[[ Source material, beginning ]]

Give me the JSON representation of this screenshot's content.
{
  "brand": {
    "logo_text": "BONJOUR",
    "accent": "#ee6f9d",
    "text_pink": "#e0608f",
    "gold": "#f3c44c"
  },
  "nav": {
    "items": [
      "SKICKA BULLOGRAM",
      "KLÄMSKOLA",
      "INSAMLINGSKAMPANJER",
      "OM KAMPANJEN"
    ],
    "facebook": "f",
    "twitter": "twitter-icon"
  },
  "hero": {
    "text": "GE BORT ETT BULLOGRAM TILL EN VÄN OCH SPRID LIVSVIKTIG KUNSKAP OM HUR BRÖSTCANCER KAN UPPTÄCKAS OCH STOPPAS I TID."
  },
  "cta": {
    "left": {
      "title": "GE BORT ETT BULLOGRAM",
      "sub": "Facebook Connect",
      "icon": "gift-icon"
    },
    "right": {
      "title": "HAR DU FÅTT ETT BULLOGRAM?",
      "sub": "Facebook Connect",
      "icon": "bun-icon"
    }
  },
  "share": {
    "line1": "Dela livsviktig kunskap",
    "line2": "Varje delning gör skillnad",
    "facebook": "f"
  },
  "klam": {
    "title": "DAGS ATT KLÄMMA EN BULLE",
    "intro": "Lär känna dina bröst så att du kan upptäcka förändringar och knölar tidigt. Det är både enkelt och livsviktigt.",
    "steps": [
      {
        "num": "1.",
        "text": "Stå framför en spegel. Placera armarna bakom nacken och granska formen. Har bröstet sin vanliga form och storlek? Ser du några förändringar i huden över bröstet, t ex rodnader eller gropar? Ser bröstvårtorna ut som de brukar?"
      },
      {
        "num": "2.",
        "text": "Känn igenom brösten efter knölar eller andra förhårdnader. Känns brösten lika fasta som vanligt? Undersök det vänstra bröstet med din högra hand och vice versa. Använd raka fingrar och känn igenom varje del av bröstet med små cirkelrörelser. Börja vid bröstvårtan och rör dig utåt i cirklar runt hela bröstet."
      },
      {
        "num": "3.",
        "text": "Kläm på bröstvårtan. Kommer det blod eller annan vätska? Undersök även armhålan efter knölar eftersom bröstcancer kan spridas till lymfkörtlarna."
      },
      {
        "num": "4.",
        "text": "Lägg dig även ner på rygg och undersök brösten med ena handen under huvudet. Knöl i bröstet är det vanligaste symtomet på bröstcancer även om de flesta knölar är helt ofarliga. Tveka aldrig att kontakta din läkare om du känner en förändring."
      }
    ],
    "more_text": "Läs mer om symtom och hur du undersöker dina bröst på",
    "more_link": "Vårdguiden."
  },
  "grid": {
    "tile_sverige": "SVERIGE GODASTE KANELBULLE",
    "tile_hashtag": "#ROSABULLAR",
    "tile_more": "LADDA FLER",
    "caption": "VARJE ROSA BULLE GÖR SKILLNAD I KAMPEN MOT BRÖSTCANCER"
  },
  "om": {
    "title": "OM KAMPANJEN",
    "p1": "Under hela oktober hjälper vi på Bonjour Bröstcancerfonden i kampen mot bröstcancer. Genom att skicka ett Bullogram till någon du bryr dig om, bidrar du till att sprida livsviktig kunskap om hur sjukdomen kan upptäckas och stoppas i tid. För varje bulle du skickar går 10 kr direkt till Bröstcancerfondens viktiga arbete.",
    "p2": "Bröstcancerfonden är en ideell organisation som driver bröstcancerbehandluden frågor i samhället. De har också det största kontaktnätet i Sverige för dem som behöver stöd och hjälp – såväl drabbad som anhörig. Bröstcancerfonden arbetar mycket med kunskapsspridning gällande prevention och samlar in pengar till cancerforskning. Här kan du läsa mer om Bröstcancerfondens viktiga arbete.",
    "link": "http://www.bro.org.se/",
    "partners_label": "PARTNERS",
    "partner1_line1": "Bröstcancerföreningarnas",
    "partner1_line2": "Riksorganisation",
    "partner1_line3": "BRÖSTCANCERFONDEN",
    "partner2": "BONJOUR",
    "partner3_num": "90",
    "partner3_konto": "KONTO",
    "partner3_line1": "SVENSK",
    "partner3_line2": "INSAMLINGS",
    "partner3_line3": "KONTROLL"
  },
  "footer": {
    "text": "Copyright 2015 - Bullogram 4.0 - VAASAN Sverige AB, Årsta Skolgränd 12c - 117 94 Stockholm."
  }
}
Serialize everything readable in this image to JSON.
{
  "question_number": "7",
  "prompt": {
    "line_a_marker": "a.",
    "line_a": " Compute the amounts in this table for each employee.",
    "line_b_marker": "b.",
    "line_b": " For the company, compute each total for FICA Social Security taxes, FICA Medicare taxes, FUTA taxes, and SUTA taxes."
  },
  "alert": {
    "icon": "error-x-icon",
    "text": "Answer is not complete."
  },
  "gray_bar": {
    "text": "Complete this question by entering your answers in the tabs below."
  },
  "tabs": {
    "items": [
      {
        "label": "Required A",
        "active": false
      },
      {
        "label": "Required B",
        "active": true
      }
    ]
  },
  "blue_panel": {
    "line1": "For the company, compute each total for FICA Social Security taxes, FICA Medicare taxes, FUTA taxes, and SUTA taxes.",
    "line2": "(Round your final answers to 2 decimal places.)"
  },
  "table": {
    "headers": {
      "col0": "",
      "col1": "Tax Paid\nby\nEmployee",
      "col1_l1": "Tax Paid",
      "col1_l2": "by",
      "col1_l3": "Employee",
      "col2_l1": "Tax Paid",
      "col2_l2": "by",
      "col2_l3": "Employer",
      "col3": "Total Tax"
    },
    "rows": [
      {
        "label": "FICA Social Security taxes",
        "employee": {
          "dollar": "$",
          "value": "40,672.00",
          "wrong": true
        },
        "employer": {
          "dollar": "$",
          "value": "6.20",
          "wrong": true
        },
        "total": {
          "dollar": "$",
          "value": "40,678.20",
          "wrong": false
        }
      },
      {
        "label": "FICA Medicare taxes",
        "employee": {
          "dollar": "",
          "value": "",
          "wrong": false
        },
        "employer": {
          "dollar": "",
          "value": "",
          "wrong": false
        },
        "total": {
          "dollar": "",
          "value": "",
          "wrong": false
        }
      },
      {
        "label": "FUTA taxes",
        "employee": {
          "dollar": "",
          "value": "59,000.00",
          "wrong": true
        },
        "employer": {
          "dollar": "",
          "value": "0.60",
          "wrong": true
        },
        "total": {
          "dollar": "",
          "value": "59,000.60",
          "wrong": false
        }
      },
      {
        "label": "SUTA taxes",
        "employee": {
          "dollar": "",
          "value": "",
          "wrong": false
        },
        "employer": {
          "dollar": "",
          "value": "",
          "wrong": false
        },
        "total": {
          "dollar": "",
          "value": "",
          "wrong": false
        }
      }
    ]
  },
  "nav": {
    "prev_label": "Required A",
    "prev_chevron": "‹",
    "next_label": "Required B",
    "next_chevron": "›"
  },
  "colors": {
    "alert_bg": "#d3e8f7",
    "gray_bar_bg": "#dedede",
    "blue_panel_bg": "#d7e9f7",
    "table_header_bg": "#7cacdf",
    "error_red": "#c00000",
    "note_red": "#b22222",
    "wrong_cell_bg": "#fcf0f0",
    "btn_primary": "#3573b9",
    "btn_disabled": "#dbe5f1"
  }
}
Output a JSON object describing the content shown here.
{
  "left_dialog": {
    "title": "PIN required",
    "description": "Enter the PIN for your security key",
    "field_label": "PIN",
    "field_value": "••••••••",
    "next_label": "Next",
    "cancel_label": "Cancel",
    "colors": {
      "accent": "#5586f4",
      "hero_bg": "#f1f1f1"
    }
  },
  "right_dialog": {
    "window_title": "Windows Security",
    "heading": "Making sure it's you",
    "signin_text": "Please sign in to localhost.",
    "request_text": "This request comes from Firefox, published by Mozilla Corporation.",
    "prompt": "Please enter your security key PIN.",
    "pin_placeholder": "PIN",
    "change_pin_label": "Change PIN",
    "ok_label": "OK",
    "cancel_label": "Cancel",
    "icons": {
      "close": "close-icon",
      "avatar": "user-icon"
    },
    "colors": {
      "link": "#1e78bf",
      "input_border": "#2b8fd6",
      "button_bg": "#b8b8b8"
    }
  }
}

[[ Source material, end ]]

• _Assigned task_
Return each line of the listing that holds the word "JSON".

• _Task solution_
Give me the JSON representation of this screenshot's content.
Serialize everything readable in this image to JSON.
Output a JSON object describing the content shown here.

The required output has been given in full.